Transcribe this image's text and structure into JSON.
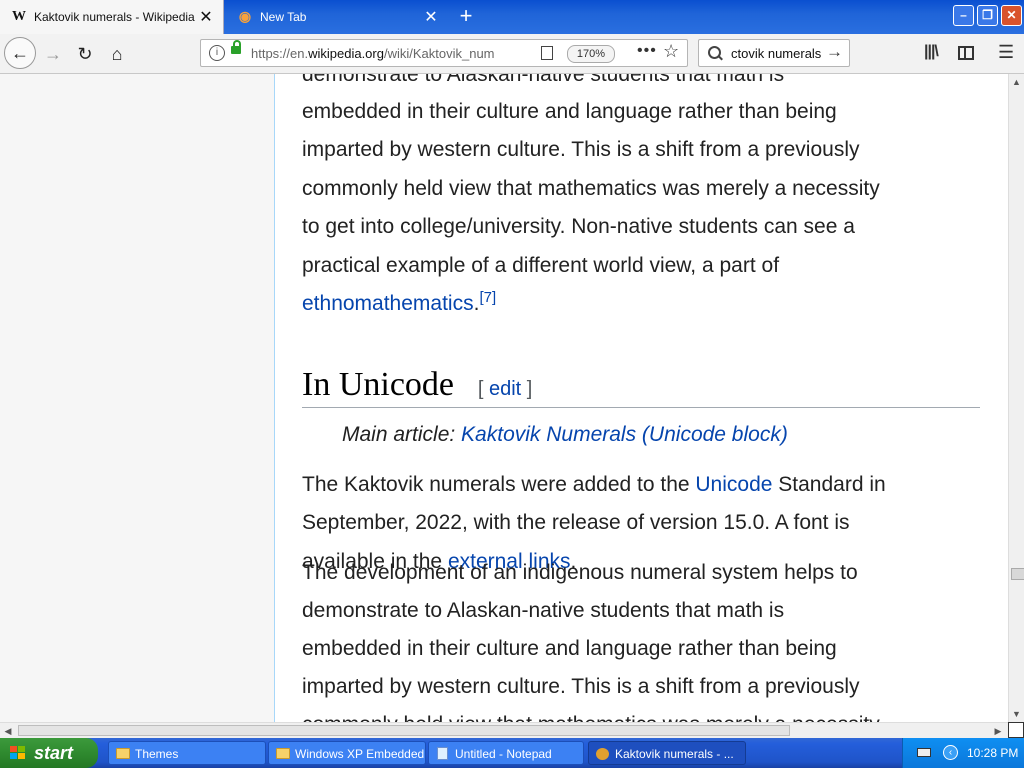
{
  "browser": {
    "tabs": [
      {
        "label": "Kaktovik numerals - Wikipedia",
        "icon": "W"
      },
      {
        "label": "New Tab"
      }
    ],
    "url_prefix": "https://en.",
    "url_domain": "wikipedia.org",
    "url_path": "/wiki/Kaktovik_num",
    "zoom": "170%",
    "search_text": "ctovik numerals"
  },
  "article": {
    "para_top": [
      "demonstrate to Alaskan-native students that math is",
      "embedded in their culture and language rather than being",
      "imparted by western culture. This is a shift from a previously",
      "commonly held view that mathematics was merely a necessity",
      "to get into college/university. Non-native students can see a",
      "practical example of a different world view, a part of"
    ],
    "para_top_link": "ethnomathematics",
    "para_top_end": ".",
    "citation": "[7]",
    "section_heading": "In Unicode",
    "edit_open": "[ ",
    "edit_label": "edit",
    "edit_close": " ]",
    "hatnote_prefix": "Main article: ",
    "hatnote_link": "Kaktovik Numerals (Unicode block)",
    "unicode_para": {
      "line1_pre": "The Kaktovik numerals were added to the ",
      "line1_link": "Unicode",
      "line1_post": " Standard in",
      "line2": "September, 2022, with the release of version 15.0. A font is",
      "line3_pre": "available in the ",
      "line3_link": "external links",
      "line3_post": "."
    },
    "overlap_para": [
      "The development of an indigenous numeral system helps to",
      "demonstrate to Alaskan-native students that math is",
      "embedded in their culture and language rather than being",
      "imparted by western culture. This is a shift from a previously",
      "commonly held view that mathematics was merely a necessity"
    ]
  },
  "taskbar": {
    "start_label": "start",
    "items": [
      {
        "label": "Themes"
      },
      {
        "label": "Windows XP Embedded"
      },
      {
        "label": "Untitled - Notepad"
      },
      {
        "label": "Kaktovik numerals - ..."
      }
    ],
    "clock": "10:28 PM"
  }
}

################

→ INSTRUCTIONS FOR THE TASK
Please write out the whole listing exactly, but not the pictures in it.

→ RESPONSE FOR THIS EXERCISE
Transcribe this image's text and structure into JSON.
{
  "browser": {
    "tabs": [
      {
        "label": "Kaktovik numerals - Wikipedia",
        "icon": "W"
      },
      {
        "label": "New Tab"
      }
    ],
    "url_prefix": "https://en.",
    "url_domain": "wikipedia.org",
    "url_path": "/wiki/Kaktovik_num",
    "zoom": "170%",
    "search_text": "ctovik numerals"
  },
  "article": {
    "para_top": [
      "demonstrate to Alaskan-native students that math is",
      "embedded in their culture and language rather than being",
      "imparted by western culture. This is a shift from a previously",
      "commonly held view that mathematics was merely a necessity",
      "to get into college/university. Non-native students can see a",
      "practical example of a different world view, a part of"
    ],
    "para_top_link": "ethnomathematics",
    "para_top_end": ".",
    "citation": "[7]",
    "section_heading": "In Unicode",
    "edit_open": "[ ",
    "edit_label": "edit",
    "edit_close": " ]",
    "hatnote_prefix": "Main article: ",
    "hatnote_link": "Kaktovik Numerals (Unicode block)",
    "unicode_para": {
      "line1_pre": "The Kaktovik numerals were added to the ",
      "line1_link": "Unicode",
      "line1_post": " Standard in",
      "line2": "September, 2022, with the release of version 15.0. A font is",
      "line3_pre": "available in the ",
      "line3_link": "external links",
      "line3_post": "."
    },
    "overlap_para": [
      "The development of an indigenous numeral system helps to",
      "demonstrate to Alaskan-native students that math is",
      "embedded in their culture and language rather than being",
      "imparted by western culture. This is a shift from a previously",
      "commonly held view that mathematics was merely a necessity"
    ]
  },
  "taskbar": {
    "start_label": "start",
    "items": [
      {
        "label": "Themes"
      },
      {
        "label": "Windows XP Embedded"
      },
      {
        "label": "Untitled - Notepad"
      },
      {
        "label": "Kaktovik numerals - ..."
      }
    ],
    "clock": "10:28 PM"
  }
}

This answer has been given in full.